• [DIRECTIONS FOR THIS TASK]
Please report every line in the entries that contains the string "time".

[Dataset rows describing interfaces]
= = = = =

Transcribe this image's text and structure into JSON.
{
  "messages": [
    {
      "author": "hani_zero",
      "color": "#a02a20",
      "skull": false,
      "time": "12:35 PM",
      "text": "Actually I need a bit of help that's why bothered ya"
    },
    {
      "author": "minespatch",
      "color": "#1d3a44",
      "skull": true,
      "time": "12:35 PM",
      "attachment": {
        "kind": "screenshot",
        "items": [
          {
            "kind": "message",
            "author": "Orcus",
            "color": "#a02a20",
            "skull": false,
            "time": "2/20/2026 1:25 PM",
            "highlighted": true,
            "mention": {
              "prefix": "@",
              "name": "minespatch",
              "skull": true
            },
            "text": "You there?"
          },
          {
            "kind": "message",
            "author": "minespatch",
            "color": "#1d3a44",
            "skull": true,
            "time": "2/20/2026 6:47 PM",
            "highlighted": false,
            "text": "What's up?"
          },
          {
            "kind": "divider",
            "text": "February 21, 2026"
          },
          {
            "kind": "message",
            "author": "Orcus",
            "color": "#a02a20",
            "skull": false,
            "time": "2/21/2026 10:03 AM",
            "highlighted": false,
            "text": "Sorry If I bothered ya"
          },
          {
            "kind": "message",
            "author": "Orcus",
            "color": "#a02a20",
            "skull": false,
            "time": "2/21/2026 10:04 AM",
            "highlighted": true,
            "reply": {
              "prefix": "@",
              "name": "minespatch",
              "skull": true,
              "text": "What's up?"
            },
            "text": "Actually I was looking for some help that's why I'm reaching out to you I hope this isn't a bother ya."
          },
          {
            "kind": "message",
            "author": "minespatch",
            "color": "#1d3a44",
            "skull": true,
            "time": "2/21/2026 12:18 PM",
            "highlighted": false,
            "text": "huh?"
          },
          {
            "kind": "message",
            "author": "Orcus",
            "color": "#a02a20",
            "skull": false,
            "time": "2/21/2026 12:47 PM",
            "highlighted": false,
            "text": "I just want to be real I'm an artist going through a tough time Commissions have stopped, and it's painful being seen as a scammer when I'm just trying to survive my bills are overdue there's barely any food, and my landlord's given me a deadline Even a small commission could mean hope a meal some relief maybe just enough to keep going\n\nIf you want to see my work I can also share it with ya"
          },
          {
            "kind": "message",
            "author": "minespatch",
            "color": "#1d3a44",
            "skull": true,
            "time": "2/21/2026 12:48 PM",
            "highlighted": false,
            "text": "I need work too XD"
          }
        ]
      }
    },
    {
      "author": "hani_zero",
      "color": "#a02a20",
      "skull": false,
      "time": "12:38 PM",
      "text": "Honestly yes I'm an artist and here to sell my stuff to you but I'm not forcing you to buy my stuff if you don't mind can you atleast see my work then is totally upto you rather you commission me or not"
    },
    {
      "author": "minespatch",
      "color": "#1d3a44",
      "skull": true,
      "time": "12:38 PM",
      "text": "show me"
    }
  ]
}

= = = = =

• [YOUR SOLUTION]
      "time": "12:35 PM",
      "time": "12:35 PM",
            "time": "2/20/2026 1:25 PM",
            "time": "2/20/2026 6:47 PM",
            "time": "2/21/2026 10:03 AM",
            "time": "2/21/2026 10:04 AM",
            "time": "2/21/2026 12:18 PM",
            "time": "2/21/2026 12:47 PM",
            "text": "I just want to be real I'm an artist going through a tough time Commissions have stopped, and it's painful being seen as a scammer when I'm just trying to survive my bills are overdue there's barely any food, and my landlord's given me a deadline Even a small commission could mean hope a meal some relief maybe just enough to keep going\n\nIf you want to see my work I can also share it with ya"
            "time": "2/21/2026 12:48 PM",
      "time": "12:38 PM",
      "time": "12:38 PM",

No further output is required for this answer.